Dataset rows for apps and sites
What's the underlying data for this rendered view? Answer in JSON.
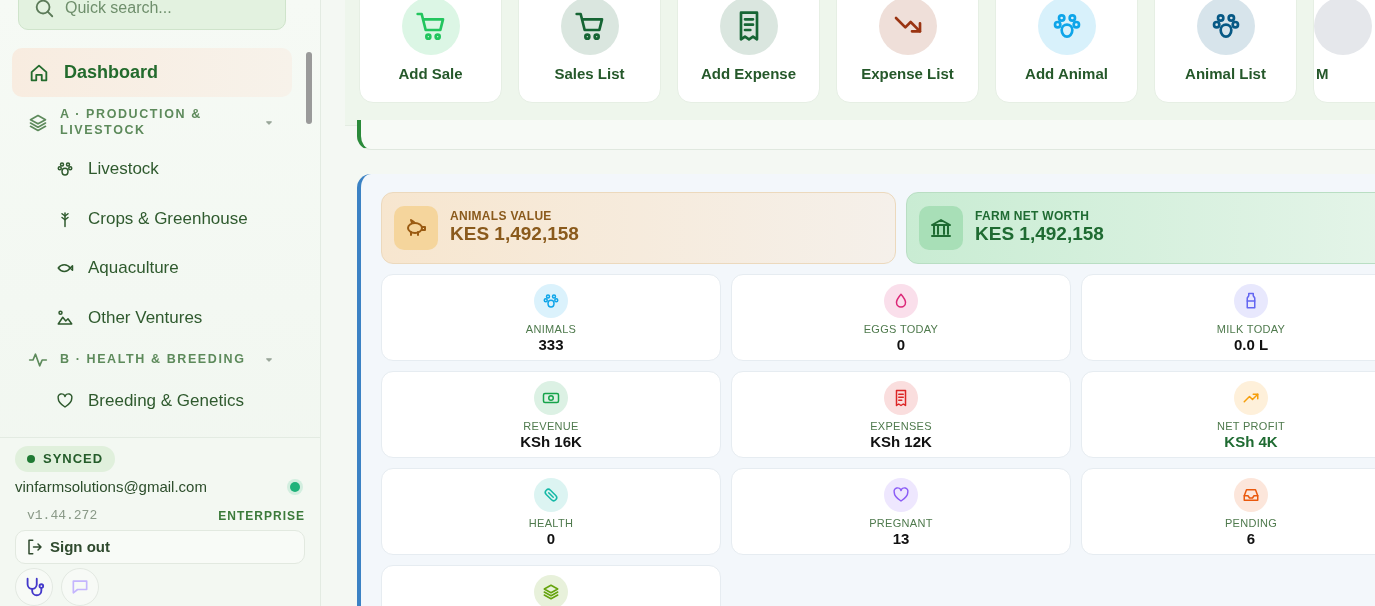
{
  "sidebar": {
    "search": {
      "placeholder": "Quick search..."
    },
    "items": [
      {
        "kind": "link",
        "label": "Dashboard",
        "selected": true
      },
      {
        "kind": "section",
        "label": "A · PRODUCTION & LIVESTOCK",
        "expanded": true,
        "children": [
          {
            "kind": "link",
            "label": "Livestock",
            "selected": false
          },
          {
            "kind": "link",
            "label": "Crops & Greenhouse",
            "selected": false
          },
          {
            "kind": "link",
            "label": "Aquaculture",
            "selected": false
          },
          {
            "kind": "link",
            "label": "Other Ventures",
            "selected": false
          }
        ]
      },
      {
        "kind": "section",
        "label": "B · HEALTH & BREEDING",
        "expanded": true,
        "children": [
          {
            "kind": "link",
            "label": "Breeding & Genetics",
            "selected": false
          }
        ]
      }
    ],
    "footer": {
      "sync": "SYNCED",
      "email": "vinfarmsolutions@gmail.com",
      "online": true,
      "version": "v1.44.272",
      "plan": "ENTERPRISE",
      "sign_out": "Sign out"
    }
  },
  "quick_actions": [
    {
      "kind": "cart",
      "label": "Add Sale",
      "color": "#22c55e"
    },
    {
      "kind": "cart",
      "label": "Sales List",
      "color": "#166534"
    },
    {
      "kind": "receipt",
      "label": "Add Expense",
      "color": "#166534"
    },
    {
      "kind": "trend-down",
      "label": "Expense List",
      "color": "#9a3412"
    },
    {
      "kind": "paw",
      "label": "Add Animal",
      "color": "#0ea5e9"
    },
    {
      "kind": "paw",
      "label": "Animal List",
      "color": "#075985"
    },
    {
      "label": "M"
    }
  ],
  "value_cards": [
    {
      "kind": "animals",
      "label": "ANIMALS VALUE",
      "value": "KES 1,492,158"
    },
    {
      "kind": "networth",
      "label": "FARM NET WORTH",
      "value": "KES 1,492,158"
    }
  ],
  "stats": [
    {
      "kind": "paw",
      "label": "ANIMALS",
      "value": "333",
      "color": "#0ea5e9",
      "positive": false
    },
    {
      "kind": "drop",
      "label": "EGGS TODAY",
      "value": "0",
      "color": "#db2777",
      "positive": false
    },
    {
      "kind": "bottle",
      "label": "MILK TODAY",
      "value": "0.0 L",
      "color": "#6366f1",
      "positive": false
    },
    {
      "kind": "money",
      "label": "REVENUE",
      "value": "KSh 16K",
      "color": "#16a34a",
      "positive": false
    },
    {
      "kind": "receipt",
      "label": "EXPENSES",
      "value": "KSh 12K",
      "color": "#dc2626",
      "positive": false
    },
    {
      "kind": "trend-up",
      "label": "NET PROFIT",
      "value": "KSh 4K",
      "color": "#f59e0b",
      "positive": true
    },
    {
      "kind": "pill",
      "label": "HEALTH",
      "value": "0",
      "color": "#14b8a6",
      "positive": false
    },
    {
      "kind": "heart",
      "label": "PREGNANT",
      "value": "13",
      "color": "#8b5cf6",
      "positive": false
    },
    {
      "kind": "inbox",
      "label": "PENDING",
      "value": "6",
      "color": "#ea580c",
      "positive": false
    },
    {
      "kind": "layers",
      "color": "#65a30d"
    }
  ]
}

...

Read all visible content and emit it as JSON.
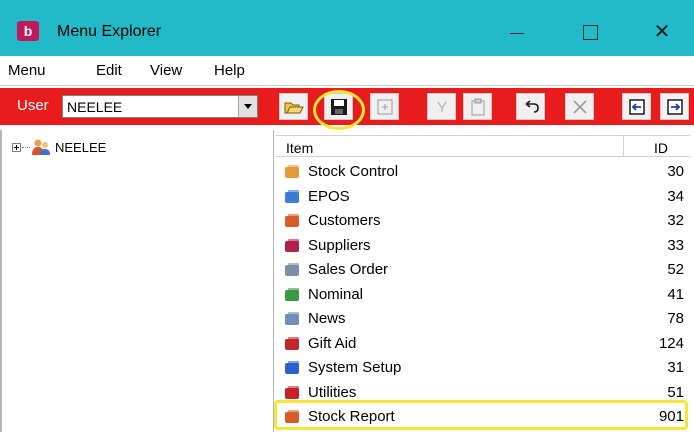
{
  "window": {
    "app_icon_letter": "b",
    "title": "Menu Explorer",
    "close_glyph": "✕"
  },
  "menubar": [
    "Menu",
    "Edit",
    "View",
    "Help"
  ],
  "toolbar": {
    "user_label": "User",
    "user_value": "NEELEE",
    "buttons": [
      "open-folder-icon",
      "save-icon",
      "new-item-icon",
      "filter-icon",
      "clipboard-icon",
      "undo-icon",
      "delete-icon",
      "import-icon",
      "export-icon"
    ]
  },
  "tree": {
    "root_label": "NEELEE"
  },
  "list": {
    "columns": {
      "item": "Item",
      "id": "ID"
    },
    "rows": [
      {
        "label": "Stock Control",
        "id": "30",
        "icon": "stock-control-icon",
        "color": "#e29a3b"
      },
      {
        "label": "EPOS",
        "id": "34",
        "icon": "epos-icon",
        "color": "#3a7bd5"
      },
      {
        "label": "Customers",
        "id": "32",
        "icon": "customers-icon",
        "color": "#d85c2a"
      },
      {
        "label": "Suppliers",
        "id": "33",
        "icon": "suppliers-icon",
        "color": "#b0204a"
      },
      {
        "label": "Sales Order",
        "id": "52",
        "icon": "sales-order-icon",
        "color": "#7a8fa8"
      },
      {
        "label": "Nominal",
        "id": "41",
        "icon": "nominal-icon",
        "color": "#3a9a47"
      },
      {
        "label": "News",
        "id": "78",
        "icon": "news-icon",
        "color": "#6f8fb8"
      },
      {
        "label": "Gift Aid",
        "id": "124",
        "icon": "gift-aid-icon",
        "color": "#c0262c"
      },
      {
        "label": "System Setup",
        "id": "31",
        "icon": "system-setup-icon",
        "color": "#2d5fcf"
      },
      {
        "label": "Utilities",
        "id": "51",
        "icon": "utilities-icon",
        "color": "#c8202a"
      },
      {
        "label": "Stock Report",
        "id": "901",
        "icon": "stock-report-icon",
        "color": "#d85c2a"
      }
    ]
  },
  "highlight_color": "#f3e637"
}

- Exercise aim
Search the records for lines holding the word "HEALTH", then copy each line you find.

- Response to the task
        "label": "B · HEALTH & BREEDING",
      "label": "HEALTH",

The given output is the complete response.